## WORK TO BE COMPLETED
Copy out, from the data, each line containing the string "name".

[Web page and app entries]
▬▬▬▬▬▬

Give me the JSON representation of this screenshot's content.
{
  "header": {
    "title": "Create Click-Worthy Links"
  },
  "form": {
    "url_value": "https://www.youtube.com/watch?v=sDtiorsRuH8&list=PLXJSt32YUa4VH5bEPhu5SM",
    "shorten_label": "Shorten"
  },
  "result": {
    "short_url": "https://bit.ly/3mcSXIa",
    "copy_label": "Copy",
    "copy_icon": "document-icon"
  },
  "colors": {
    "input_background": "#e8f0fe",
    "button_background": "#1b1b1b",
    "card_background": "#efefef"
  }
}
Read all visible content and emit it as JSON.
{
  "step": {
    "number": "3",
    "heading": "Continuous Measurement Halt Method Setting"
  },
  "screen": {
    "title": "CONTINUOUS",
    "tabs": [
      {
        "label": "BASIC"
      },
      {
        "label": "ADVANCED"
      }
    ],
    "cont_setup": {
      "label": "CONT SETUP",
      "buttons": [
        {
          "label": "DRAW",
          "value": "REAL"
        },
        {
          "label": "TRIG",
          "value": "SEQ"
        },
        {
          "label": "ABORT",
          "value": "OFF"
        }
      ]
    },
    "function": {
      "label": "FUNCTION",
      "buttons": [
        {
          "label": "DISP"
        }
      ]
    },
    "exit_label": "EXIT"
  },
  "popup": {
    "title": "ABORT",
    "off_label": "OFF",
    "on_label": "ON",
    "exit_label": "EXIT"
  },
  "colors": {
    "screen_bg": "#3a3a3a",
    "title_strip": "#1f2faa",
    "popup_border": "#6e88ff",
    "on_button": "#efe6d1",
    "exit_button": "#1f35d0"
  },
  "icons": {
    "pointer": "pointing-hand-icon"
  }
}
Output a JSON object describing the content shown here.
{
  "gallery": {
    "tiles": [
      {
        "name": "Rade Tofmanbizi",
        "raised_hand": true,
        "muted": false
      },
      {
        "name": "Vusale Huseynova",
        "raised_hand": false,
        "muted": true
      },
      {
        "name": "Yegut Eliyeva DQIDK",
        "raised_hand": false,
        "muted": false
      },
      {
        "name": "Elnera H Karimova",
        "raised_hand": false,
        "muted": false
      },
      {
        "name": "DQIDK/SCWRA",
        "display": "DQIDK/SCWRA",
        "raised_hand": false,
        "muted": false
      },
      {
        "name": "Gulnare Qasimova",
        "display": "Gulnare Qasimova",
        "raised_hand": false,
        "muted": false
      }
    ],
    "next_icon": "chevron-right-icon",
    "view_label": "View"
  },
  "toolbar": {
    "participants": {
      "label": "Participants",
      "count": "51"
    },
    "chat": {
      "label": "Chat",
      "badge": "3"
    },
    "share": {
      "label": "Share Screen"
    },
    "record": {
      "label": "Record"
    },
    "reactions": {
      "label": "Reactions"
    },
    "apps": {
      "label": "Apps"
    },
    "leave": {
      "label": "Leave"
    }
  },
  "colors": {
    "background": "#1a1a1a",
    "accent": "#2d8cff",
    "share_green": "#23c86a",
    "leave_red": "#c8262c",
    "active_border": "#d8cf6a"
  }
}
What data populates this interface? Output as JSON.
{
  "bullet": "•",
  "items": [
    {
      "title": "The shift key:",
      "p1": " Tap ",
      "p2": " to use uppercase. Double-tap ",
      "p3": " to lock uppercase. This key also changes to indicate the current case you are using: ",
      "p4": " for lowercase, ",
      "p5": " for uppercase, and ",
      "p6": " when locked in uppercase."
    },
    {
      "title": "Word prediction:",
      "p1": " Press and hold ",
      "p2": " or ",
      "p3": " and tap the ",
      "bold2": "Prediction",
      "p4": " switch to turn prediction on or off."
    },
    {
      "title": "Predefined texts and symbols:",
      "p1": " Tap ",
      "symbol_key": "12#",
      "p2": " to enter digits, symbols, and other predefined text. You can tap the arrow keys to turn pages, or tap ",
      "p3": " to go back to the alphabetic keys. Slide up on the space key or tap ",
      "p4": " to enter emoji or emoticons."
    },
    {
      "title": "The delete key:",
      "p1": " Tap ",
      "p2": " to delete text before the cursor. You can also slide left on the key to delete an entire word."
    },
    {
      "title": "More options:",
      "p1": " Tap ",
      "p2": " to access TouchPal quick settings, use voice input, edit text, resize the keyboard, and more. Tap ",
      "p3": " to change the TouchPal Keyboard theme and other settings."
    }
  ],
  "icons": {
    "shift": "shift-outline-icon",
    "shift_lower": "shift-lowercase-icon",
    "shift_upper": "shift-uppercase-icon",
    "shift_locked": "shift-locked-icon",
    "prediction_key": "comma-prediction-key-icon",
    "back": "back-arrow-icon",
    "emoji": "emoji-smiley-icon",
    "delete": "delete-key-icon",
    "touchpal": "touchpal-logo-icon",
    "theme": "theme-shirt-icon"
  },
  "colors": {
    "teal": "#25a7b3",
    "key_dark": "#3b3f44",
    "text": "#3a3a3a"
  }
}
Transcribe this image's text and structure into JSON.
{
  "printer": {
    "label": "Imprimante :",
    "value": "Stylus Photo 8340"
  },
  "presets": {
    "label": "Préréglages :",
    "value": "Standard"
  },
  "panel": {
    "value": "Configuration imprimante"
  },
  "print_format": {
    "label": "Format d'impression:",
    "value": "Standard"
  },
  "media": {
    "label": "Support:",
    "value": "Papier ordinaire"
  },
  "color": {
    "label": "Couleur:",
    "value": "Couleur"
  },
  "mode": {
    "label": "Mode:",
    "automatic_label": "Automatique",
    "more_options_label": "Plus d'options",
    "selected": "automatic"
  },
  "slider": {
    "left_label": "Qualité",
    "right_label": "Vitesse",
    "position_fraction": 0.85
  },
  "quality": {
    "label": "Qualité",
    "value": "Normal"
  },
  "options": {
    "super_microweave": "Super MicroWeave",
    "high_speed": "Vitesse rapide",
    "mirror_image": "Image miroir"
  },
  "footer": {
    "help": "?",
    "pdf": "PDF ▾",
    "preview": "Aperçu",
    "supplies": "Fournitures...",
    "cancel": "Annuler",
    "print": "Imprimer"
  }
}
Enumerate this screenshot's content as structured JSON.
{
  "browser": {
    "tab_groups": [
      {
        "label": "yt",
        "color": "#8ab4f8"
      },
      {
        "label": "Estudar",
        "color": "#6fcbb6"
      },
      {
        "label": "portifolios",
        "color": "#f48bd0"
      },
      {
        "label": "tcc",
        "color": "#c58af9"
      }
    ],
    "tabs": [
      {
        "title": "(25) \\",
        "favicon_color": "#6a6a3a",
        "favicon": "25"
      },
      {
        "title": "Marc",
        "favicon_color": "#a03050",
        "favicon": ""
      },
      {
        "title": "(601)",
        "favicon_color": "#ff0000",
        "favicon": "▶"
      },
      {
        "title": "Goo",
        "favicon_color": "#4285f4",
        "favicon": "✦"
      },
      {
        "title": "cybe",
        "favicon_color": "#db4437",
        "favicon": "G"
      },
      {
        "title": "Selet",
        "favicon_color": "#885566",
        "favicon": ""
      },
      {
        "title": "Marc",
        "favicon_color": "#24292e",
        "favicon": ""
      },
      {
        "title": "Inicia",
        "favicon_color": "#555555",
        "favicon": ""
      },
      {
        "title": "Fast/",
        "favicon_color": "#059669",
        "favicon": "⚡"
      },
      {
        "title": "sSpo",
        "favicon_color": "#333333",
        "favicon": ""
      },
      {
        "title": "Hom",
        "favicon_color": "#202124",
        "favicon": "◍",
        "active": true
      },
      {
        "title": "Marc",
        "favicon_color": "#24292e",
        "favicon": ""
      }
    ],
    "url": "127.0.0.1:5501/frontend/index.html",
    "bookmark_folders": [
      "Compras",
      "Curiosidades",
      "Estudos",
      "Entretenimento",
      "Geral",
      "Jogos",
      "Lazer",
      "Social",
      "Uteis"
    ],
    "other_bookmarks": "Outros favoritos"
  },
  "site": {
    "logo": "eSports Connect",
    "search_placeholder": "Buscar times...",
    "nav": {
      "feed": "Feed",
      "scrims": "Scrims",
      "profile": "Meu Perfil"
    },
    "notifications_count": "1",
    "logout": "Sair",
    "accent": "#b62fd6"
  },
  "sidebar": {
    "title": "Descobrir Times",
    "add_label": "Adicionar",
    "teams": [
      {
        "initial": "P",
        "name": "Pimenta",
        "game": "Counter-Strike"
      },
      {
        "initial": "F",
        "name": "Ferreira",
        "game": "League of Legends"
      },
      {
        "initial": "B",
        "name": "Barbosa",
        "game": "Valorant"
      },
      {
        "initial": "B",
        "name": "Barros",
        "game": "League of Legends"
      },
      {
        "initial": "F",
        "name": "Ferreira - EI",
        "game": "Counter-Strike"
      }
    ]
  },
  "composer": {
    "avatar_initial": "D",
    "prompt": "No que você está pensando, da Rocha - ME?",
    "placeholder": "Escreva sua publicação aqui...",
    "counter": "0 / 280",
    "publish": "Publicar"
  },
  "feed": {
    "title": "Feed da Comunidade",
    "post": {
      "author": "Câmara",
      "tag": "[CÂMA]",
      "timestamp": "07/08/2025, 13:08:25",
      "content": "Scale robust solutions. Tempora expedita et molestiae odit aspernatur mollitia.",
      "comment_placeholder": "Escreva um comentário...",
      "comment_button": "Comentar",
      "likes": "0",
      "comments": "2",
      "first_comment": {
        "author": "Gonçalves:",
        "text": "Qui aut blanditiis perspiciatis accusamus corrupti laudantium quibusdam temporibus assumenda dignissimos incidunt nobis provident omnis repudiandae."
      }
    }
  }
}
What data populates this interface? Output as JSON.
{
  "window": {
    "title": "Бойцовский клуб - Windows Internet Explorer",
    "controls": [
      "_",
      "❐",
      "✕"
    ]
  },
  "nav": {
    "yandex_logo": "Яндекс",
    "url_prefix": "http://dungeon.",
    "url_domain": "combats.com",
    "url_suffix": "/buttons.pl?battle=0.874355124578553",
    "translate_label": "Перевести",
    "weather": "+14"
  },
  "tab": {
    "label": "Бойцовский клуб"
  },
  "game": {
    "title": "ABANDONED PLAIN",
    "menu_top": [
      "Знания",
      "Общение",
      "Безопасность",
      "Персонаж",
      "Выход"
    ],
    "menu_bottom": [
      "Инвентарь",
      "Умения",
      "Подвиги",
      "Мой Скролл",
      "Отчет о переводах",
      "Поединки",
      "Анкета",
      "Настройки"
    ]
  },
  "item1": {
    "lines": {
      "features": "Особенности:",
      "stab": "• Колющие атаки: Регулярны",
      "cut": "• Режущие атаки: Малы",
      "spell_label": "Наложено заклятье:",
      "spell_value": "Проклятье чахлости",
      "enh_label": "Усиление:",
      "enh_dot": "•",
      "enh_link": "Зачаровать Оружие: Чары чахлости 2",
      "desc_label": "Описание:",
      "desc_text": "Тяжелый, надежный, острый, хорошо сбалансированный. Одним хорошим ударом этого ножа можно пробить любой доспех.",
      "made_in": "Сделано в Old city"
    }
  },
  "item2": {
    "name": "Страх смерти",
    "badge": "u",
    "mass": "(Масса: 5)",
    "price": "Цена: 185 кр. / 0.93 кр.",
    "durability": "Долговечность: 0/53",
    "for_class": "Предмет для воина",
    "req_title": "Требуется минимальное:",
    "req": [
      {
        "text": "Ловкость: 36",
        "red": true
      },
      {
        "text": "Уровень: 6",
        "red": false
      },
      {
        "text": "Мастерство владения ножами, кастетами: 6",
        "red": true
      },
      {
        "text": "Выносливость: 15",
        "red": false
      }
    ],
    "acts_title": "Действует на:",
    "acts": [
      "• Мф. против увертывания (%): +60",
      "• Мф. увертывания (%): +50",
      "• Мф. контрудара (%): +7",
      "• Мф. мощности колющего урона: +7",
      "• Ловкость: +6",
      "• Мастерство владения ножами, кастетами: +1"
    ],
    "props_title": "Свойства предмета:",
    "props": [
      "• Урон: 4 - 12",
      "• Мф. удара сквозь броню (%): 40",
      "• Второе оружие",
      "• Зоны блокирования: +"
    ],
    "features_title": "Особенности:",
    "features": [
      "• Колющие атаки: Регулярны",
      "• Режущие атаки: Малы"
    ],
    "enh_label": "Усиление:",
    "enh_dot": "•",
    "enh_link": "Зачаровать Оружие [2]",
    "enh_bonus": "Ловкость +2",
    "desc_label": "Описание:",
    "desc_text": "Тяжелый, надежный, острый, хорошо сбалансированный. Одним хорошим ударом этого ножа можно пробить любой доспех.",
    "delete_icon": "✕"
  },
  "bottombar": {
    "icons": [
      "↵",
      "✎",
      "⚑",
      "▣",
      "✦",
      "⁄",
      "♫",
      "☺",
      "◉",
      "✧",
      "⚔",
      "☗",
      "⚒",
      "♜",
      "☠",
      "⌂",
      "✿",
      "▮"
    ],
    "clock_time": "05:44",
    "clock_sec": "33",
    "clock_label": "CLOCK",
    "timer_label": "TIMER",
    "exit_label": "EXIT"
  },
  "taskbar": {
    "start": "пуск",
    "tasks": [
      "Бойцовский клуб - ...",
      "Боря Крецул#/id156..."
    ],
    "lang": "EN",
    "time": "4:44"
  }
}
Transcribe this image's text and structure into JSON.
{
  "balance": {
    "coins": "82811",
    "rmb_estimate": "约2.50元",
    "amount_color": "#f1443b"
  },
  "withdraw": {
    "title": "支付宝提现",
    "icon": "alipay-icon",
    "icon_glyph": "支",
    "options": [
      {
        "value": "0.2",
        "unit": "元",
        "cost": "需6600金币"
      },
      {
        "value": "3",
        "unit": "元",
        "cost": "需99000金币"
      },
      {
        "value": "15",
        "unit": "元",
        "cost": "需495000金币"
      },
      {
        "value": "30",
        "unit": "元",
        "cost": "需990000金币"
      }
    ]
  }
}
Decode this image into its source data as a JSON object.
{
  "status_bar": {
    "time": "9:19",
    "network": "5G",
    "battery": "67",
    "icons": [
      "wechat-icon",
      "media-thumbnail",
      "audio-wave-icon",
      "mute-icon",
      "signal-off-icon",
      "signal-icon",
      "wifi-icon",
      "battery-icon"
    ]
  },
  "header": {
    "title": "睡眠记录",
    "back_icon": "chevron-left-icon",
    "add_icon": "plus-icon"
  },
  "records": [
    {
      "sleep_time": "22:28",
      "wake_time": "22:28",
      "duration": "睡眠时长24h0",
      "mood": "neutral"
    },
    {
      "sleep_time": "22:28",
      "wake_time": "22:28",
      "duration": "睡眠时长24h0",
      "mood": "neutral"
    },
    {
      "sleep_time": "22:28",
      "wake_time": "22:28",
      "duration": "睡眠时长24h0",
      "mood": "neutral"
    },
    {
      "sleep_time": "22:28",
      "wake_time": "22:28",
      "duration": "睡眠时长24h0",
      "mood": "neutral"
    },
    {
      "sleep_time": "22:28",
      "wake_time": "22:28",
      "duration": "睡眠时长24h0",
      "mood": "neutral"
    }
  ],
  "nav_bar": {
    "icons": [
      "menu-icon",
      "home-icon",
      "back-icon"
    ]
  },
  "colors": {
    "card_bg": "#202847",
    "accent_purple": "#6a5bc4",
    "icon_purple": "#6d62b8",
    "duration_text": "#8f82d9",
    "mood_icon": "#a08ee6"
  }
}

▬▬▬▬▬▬

## TASK RESPONSE
        "name": "Rade Tofmanbizi",
        "name": "Vusale Huseynova",
        "name": "Yegut Eliyeva DQIDK",
        "name": "Elnera H Karimova",
        "name": "DQIDK/SCWRA",
        "name": "Gulnare Qasimova",
        "name": "Pimenta",
        "name": "Ferreira",
        "name": "Barbosa",
        "name": "Barros",
        "name": "Ferreira - EI",
    "name": "Страх смерти",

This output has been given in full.